All entries are to be quoted exactly; the images stay out of the copy.

(Stored dataset items)
⟨

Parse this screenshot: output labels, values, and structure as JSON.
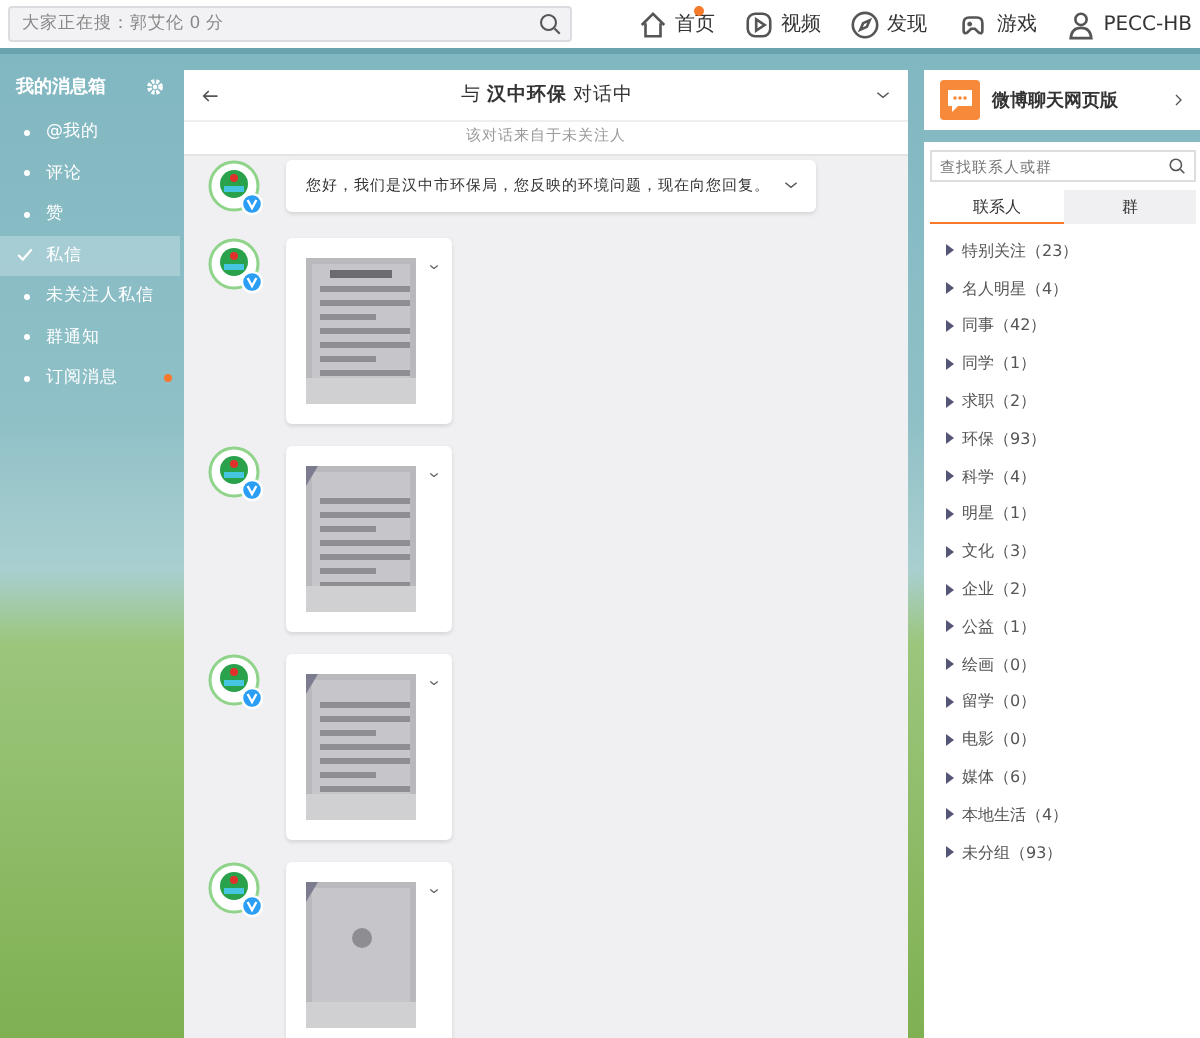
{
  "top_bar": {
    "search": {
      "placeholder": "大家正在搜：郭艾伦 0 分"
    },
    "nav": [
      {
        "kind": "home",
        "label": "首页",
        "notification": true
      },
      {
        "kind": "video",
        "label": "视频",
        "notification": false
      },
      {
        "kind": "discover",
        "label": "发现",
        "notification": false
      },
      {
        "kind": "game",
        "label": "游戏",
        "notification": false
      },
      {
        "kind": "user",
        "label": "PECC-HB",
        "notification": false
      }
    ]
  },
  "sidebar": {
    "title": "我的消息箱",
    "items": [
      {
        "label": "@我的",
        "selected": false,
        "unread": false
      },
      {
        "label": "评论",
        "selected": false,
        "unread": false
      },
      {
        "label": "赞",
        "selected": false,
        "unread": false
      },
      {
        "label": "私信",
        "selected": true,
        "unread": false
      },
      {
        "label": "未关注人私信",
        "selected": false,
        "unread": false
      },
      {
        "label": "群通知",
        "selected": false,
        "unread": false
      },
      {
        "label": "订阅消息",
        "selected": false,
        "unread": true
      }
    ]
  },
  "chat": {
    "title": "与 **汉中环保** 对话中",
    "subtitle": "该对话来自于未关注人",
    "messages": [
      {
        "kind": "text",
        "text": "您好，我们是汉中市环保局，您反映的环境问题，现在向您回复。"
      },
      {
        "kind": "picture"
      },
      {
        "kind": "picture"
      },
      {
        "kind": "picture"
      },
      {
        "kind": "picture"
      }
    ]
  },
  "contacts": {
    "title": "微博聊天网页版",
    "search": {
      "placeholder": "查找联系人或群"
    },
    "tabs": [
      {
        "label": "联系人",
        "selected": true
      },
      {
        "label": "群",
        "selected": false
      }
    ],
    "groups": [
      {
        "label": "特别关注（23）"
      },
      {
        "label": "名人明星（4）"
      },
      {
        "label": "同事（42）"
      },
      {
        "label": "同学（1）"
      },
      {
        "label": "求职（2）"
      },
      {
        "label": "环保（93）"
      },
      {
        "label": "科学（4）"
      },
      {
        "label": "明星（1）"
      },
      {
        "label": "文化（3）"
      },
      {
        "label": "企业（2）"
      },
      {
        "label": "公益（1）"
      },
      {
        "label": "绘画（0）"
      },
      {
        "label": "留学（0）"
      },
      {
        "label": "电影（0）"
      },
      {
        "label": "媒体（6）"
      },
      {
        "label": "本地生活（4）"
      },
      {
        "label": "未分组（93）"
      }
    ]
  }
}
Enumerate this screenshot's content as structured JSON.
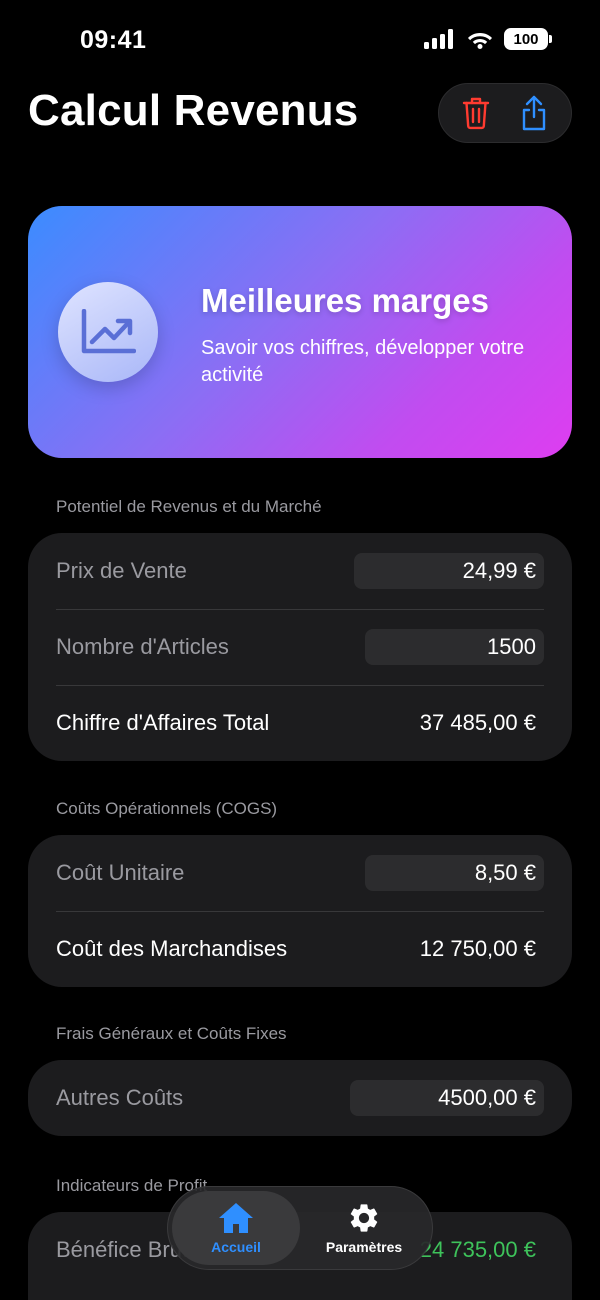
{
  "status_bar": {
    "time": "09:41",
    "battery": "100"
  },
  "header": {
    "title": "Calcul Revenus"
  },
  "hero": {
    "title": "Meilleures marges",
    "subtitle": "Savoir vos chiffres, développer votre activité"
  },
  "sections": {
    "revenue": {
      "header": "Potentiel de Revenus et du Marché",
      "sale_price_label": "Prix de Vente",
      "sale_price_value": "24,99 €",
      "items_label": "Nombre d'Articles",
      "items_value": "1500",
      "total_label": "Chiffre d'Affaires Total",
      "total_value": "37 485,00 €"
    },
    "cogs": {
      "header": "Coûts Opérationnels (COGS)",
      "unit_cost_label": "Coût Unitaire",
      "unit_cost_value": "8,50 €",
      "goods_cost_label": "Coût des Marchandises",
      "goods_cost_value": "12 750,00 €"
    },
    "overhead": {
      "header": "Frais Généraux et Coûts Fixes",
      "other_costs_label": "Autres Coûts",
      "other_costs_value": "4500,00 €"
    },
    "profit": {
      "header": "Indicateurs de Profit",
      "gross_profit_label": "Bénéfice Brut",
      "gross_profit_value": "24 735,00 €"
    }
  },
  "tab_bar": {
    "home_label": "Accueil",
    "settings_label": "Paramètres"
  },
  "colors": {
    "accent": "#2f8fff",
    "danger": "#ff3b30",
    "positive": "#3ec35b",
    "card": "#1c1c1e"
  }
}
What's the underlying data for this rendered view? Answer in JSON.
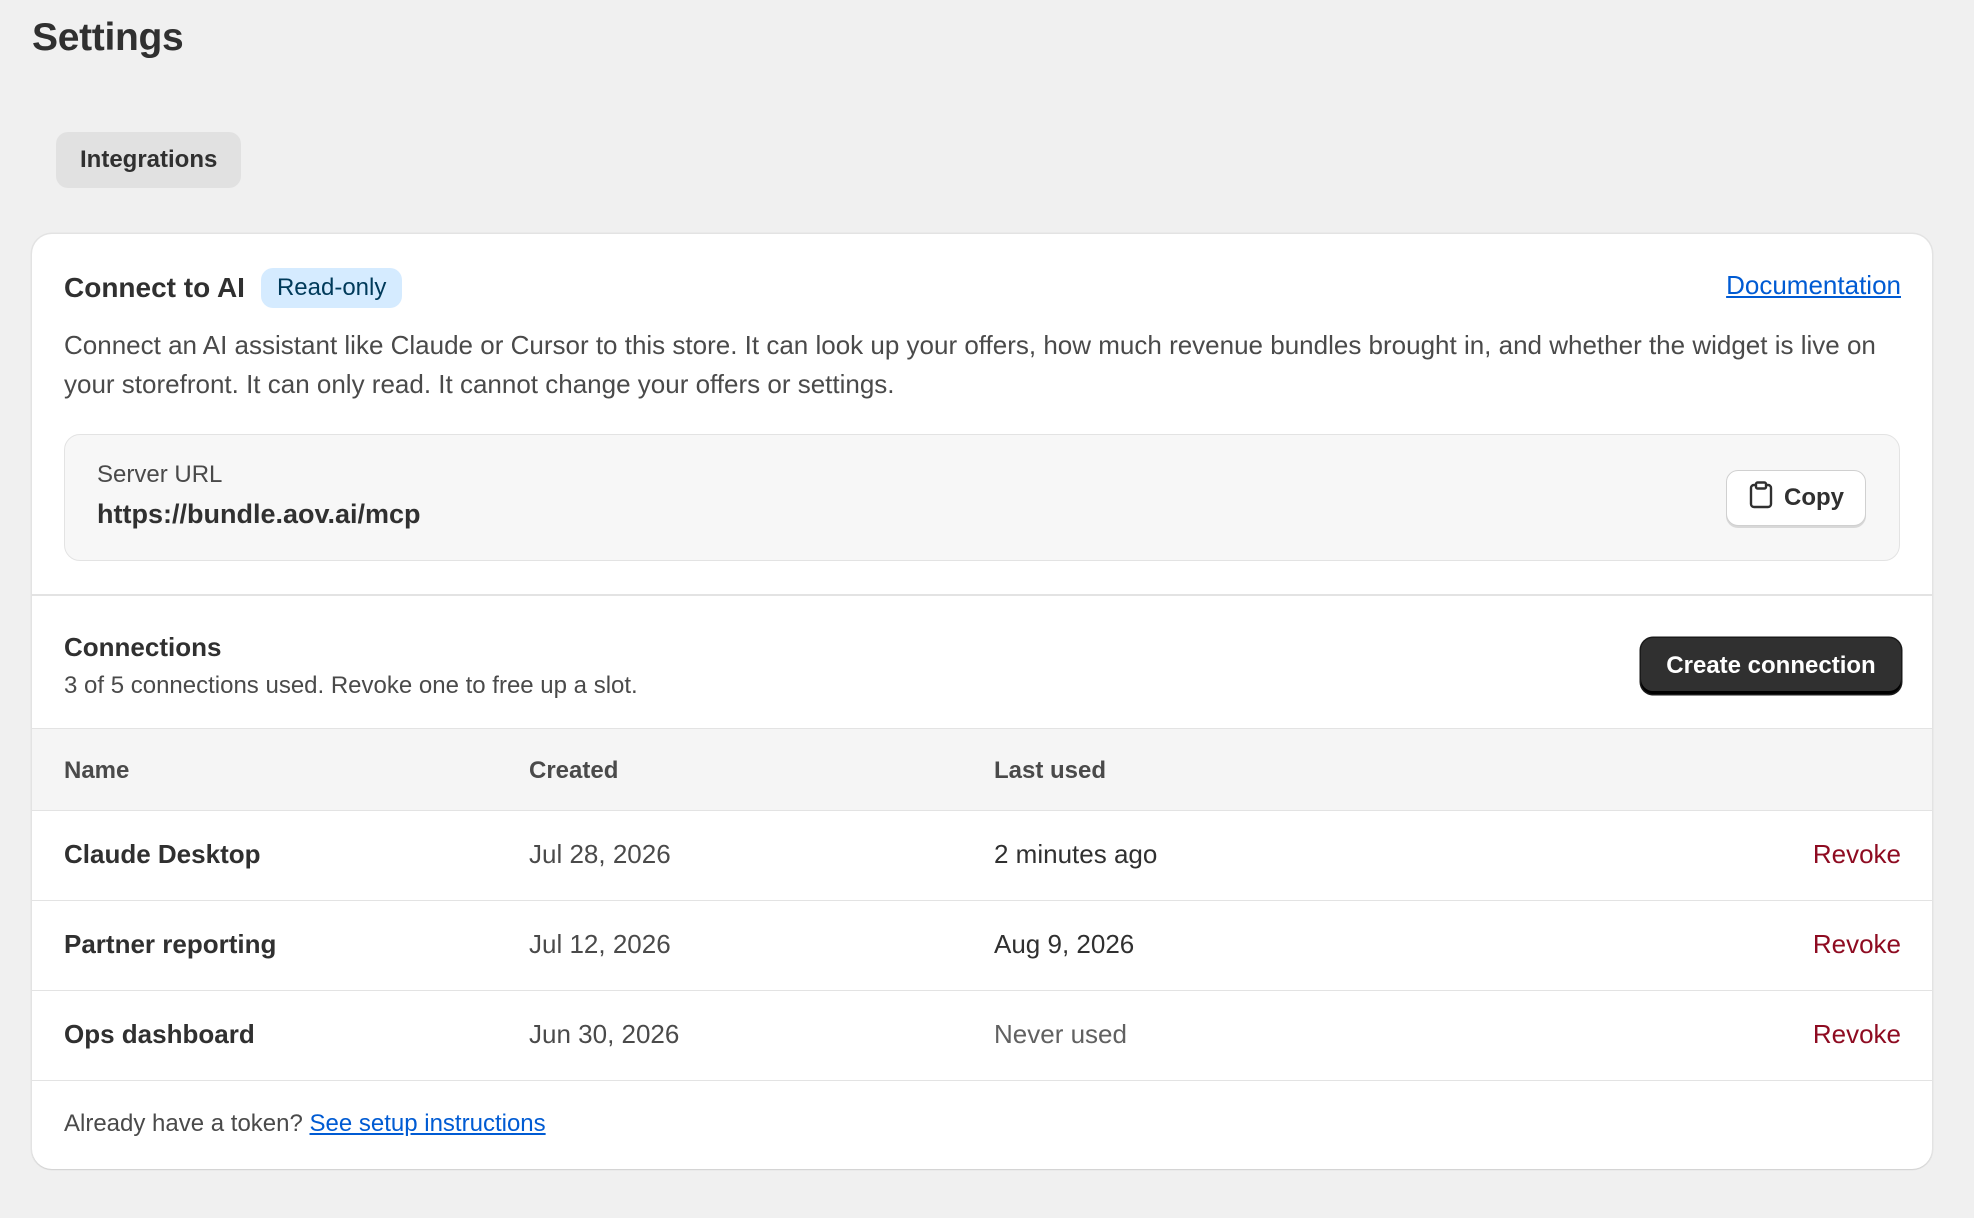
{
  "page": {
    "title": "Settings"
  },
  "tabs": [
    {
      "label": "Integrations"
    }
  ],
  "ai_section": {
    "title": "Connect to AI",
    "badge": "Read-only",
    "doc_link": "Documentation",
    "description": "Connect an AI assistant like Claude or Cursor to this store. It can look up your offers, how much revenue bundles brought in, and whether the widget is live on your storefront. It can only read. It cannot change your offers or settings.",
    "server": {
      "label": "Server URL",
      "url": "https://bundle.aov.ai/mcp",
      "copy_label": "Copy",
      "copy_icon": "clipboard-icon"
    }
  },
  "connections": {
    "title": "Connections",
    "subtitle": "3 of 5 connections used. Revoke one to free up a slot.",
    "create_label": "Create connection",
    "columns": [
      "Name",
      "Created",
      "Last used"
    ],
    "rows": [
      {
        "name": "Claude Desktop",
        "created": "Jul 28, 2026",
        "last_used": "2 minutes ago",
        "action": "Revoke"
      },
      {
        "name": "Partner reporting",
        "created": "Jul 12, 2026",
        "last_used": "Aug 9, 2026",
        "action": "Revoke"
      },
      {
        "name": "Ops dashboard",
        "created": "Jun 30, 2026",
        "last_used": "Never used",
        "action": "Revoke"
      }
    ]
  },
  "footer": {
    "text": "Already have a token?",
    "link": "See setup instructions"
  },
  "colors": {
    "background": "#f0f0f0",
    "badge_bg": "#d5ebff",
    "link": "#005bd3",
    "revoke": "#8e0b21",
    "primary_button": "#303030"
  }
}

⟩

## Reply
Parse this screenshot: output labels, values, and structure as JSON.
{
  "top_bar": {
    "search": {
      "placeholder": "大家正在搜：郭艾伦 0 分"
    },
    "nav": [
      {
        "kind": "home",
        "label": "首页",
        "notification": true
      },
      {
        "kind": "video",
        "label": "视频",
        "notification": false
      },
      {
        "kind": "discover",
        "label": "发现",
        "notification": false
      },
      {
        "kind": "game",
        "label": "游戏",
        "notification": false
      },
      {
        "kind": "user",
        "label": "PECC-HB",
        "notification": false
      }
    ]
  },
  "sidebar": {
    "title": "我的消息箱",
    "items": [
      {
        "label": "@我的",
        "selected": false,
        "unread": false
      },
      {
        "label": "评论",
        "selected": false,
        "unread": false
      },
      {
        "label": "赞",
        "selected": false,
        "unread": false
      },
      {
        "label": "私信",
        "selected": true,
        "unread": false
      },
      {
        "label": "未关注人私信",
        "selected": false,
        "unread": false
      },
      {
        "label": "群通知",
        "selected": false,
        "unread": false
      },
      {
        "label": "订阅消息",
        "selected": false,
        "unread": true
      }
    ]
  },
  "chat": {
    "title": "与 **汉中环保** 对话中",
    "subtitle": "该对话来自于未关注人",
    "messages": [
      {
        "kind": "text",
        "text": "您好，我们是汉中市环保局，您反映的环境问题，现在向您回复。"
      },
      {
        "kind": "picture"
      },
      {
        "kind": "picture"
      },
      {
        "kind": "picture"
      },
      {
        "kind": "picture"
      }
    ]
  },
  "contacts": {
    "title": "微博聊天网页版",
    "search": {
      "placeholder": "查找联系人或群"
    },
    "tabs": [
      {
        "label": "联系人",
        "selected": true
      },
      {
        "label": "群",
        "selected": false
      }
    ],
    "groups": [
      {
        "label": "特别关注（23）"
      },
      {
        "label": "名人明星（4）"
      },
      {
        "label": "同事（42）"
      },
      {
        "label": "同学（1）"
      },
      {
        "label": "求职（2）"
      },
      {
        "label": "环保（93）"
      },
      {
        "label": "科学（4）"
      },
      {
        "label": "明星（1）"
      },
      {
        "label": "文化（3）"
      },
      {
        "label": "企业（2）"
      },
      {
        "label": "公益（1）"
      },
      {
        "label": "绘画（0）"
      },
      {
        "label": "留学（0）"
      },
      {
        "label": "电影（0）"
      },
      {
        "label": "媒体（6）"
      },
      {
        "label": "本地生活（4）"
      },
      {
        "label": "未分组（93）"
      }
    ]
  }
}
Enumerate this screenshot's content as structured JSON.
{
  "status_bar": {
    "time": "09:41",
    "battery": "100"
  },
  "header": {
    "title": "Calcul Revenus"
  },
  "hero": {
    "title": "Meilleures marges",
    "subtitle": "Savoir vos chiffres, développer votre activité"
  },
  "sections": {
    "revenue": {
      "header": "Potentiel de Revenus et du Marché",
      "sale_price_label": "Prix de Vente",
      "sale_price_value": "24,99 €",
      "items_label": "Nombre d'Articles",
      "items_value": "1500",
      "total_label": "Chiffre d'Affaires Total",
      "total_value": "37 485,00 €"
    },
    "cogs": {
      "header": "Coûts Opérationnels (COGS)",
      "unit_cost_label": "Coût Unitaire",
      "unit_cost_value": "8,50 €",
      "goods_cost_label": "Coût des Marchandises",
      "goods_cost_value": "12 750,00 €"
    },
    "overhead": {
      "header": "Frais Généraux et Coûts Fixes",
      "other_costs_label": "Autres Coûts",
      "other_costs_value": "4500,00 €"
    },
    "profit": {
      "header": "Indicateurs de Profit",
      "gross_profit_label": "Bénéfice Brut",
      "gross_profit_value": "24 735,00 €"
    }
  },
  "tab_bar": {
    "home_label": "Accueil",
    "settings_label": "Paramètres"
  },
  "colors": {
    "accent": "#2f8fff",
    "danger": "#ff3b30",
    "positive": "#3ec35b",
    "card": "#1c1c1e"
  }
}
What's the underlying data for this rendered view? Answer in JSON.
{
  "page": {
    "title": "Settings"
  },
  "tabs": [
    {
      "label": "Integrations"
    }
  ],
  "ai_section": {
    "title": "Connect to AI",
    "badge": "Read-only",
    "doc_link": "Documentation",
    "description": "Connect an AI assistant like Claude or Cursor to this store. It can look up your offers, how much revenue bundles brought in, and whether the widget is live on your storefront. It can only read. It cannot change your offers or settings.",
    "server": {
      "label": "Server URL",
      "url": "https://bundle.aov.ai/mcp",
      "copy_label": "Copy",
      "copy_icon": "clipboard-icon"
    }
  },
  "connections": {
    "title": "Connections",
    "subtitle": "3 of 5 connections used. Revoke one to free up a slot.",
    "create_label": "Create connection",
    "columns": [
      "Name",
      "Created",
      "Last used"
    ],
    "rows": [
      {
        "name": "Claude Desktop",
        "created": "Jul 28, 2026",
        "last_used": "2 minutes ago",
        "action": "Revoke"
      },
      {
        "name": "Partner reporting",
        "created": "Jul 12, 2026",
        "last_used": "Aug 9, 2026",
        "action": "Revoke"
      },
      {
        "name": "Ops dashboard",
        "created": "Jun 30, 2026",
        "last_used": "Never used",
        "action": "Revoke"
      }
    ]
  },
  "footer": {
    "text": "Already have a token?",
    "link": "See setup instructions"
  },
  "colors": {
    "background": "#f0f0f0",
    "badge_bg": "#d5ebff",
    "link": "#005bd3",
    "revoke": "#8e0b21",
    "primary_button": "#303030"
  }
}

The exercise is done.